My darling Everly,
Becoming your mother has changed me in ways I never imagined possible; in ways that I never knew I wanted to change.
For most of my life I was quite sure that I didn’t want to have children – my own upbringing had turned me against the idea. It was challenging in ways, traumatic in others. I didn’t want to make the same mistakes. I didn’t want to perpetuate a cycle. I worked hard to be happy in my life and feel fulfilled with the choices I made and I succeeded in that.
After meeting (and then marrying) your dad, for the first time in my entire life the idea of “you” began to take shape. You became something that didn’t seem scary – in fact, you seemed beautiful and exciting. He helped me realise that I was strong enough not to repeat past mistakes. He reassured me that I was good enough; that I had enough love to give you and that I would be a good parent. So when we started trying for you I was wholeheartedly, unequivocally ready, and so excited to meet you in the future. (While our relationship may not have lasted in the traditional sense, we are very much still partners in this journey of being your parents.)
From the day you popped into my existence you have been a ray of sunshine and as you grow, I see more clearly the person you are becoming. Your personality quite literally gets bigger and bigger every day!
You’re decisive and strong.
Curious and witty.
You’re extremely bright (possibly cunning) and you have one of the most caring natures I’ve ever witnessed in a two year old.
You’re an experimenter.
You’re a pacifist.
You’re a comedian.
You’re an animal lover. “Please don’t lick the cats” comes out of my mouth more times than I care to admit each week. Along with, “I’m not sure the cats like having blocks stacked on them”, “Please don’t chase the cats”, and “No you can’t eat off the floor like the cats”. (You really, REALLY love our cats!)
You are the absolute light of my life!
But like all aspects of life, for all the light there will be shadows. And motherhood is no different.
Raising a child in this world is daunting. It’s a long, long way from perfect and I hope that you and your peers will be the ones to change things for the better. But for that to happen, I first have to teach you, and becoming your teacher meant that I needed to make choices myself. I needed to be prepared to make choices that scared me. Choices that I’d previously glossed over and pushed aside, thinking that they “didn’t matter that much”.
I needed to be comfortable with being judged- and be confident enough in my own decisions, that I could withstand that judgement.
I stayed home with you for almost three years, because it worked for us. Despite feeling lonely at times, ridiculed for some of my choices around raising you and being a stay at home mum, losing friends and being tired (so, so, so tired), I carried on with our time together because I felt strongly that it was the best thing for you and for me.
When you were one year old I made the choice for both of us to become vegetarian. I wanted to be able to show you first hand that my convictions around animal cruelty and our impact on the environment were things that could be translated in to real life actions that would make a difference.
I stopped celebrating Australia Day so that in the future I could educate you on our country’s indigenous heritage and why it was important to show respect, empathy and take a stand against racism.

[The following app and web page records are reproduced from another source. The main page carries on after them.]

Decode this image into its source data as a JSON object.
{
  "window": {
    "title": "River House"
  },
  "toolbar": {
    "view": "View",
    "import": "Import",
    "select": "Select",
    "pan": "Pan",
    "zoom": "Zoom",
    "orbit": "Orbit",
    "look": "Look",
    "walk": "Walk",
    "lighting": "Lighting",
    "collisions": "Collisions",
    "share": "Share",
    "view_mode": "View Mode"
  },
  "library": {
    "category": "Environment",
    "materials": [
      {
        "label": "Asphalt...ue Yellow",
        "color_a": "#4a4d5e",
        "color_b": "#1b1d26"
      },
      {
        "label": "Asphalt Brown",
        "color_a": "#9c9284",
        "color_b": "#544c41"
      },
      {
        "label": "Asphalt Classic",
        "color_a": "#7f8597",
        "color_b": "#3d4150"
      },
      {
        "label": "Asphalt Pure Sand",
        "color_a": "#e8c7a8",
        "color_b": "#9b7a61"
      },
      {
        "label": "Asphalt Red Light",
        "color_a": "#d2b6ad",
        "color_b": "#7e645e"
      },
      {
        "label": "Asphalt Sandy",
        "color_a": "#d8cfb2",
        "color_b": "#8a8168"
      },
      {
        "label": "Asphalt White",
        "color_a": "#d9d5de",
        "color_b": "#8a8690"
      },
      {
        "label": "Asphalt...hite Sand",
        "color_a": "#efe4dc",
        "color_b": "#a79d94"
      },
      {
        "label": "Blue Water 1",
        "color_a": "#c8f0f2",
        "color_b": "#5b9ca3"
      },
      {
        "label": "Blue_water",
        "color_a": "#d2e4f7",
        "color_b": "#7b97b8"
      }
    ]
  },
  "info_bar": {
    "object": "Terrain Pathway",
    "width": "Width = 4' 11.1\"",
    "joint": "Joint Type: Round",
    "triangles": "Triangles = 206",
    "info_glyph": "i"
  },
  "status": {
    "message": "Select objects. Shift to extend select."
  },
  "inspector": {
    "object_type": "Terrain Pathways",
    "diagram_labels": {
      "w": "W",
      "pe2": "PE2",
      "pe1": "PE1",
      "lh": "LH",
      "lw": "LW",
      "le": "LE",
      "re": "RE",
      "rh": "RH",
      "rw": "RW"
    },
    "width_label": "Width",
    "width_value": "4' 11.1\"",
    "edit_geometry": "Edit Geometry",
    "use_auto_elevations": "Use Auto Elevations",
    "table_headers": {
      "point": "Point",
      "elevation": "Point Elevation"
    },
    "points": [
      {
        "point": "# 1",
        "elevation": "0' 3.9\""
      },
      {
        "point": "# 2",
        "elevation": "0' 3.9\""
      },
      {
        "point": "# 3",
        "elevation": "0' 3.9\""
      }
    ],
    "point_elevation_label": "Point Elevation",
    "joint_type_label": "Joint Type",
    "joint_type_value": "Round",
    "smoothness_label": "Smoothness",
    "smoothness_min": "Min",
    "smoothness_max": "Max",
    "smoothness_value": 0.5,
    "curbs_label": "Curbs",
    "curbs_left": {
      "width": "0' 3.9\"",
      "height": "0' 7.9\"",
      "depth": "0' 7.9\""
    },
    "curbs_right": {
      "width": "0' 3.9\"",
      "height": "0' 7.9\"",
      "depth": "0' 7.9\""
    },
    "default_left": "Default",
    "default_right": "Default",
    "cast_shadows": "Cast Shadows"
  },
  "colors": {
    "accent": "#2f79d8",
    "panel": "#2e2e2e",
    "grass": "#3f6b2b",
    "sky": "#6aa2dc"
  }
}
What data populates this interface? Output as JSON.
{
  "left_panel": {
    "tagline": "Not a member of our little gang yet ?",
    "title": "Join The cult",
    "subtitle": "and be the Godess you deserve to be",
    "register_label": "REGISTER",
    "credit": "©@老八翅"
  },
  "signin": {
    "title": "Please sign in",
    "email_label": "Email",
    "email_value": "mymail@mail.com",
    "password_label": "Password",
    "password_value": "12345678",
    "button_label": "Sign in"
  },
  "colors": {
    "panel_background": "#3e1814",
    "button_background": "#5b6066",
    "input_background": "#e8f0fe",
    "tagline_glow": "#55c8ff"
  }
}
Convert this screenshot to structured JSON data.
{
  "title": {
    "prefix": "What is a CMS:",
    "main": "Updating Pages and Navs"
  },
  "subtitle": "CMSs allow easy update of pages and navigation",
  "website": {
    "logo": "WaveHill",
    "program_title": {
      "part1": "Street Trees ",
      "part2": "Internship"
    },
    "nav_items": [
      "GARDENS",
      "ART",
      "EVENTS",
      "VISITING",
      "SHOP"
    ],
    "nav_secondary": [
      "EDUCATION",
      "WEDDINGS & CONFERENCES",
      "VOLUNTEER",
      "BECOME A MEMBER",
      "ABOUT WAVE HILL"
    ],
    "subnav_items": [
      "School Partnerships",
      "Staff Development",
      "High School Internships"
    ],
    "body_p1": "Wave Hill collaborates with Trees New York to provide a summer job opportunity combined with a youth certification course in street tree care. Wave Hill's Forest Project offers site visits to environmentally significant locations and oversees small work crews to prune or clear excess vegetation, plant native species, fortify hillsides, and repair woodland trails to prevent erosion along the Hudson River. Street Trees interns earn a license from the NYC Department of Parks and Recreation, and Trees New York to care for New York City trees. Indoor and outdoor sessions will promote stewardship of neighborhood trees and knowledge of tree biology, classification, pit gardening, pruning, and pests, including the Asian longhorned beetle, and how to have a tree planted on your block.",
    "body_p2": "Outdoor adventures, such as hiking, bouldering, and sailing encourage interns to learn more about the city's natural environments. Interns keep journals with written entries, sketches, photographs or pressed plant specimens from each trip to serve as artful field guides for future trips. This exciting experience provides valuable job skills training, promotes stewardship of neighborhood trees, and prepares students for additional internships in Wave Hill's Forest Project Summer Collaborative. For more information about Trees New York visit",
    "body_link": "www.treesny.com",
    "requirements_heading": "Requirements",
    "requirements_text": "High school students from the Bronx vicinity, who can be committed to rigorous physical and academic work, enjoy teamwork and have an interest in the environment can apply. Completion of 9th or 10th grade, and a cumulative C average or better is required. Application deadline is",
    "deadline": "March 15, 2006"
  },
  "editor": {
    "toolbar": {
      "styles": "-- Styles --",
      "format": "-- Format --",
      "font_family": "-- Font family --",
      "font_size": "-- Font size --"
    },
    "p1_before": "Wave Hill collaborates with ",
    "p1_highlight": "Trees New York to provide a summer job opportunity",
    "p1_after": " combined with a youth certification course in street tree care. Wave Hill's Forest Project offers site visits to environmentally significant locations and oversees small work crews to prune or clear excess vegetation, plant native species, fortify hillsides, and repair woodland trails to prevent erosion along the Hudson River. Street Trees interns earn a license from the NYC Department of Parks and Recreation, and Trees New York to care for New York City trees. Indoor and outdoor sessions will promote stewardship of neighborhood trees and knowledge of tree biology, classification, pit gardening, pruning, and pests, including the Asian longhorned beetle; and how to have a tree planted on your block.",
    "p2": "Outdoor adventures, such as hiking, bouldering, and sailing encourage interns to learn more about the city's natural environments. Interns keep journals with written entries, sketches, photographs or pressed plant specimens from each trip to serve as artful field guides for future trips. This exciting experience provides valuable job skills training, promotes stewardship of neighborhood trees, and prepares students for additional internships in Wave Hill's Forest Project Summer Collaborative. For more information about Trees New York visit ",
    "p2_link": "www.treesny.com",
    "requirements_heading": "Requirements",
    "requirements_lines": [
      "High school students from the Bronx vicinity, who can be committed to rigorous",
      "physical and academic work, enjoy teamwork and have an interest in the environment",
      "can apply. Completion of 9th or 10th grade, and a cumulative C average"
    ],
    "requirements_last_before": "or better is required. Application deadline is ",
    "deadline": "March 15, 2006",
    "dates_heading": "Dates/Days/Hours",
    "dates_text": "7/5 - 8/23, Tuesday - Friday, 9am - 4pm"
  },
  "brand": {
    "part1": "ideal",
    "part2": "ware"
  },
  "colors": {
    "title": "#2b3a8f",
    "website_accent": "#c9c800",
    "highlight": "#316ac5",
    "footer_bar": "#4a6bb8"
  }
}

I try hard not to use the word “pretty”, because I want you to know that you’re so much more than your exterior. That you’re loving, kind, smart and strong and that your brain, your passions and your sense of humour are the most important thing about you – not your blonde hair and blue eyes.
I’m trying to stay educated on what is happening in the world. As hard as it is for me to read about the brutalities occurring all around us, I want to be strong enough and have enough knowledge to answer any questions you might – and will – have.
I write, I photograph, I read, I study. I fit these things in around caring for you but I make sure that you see me doing them. So that you see how happy they make me, and know that hobbies and passions are something to keep sight of when/if you become a parent yourself.
I’ve always thought the hardest (and best) thing about being a parent is that, to be a good one, you have to try to be a better person yourself.
I can’t raise you to be kind unless I am loving, warm and kind myself.
I can’t raise you to be helpful if I’m not thoughtful, caring and helpful myself.
I can’t raise you to be brave if I’m not strong, calm and brave myself.
So my darling heart, as I’m teaching you- you’re also teaching me.
Be kind, be helpful, be brave.
I love you very much,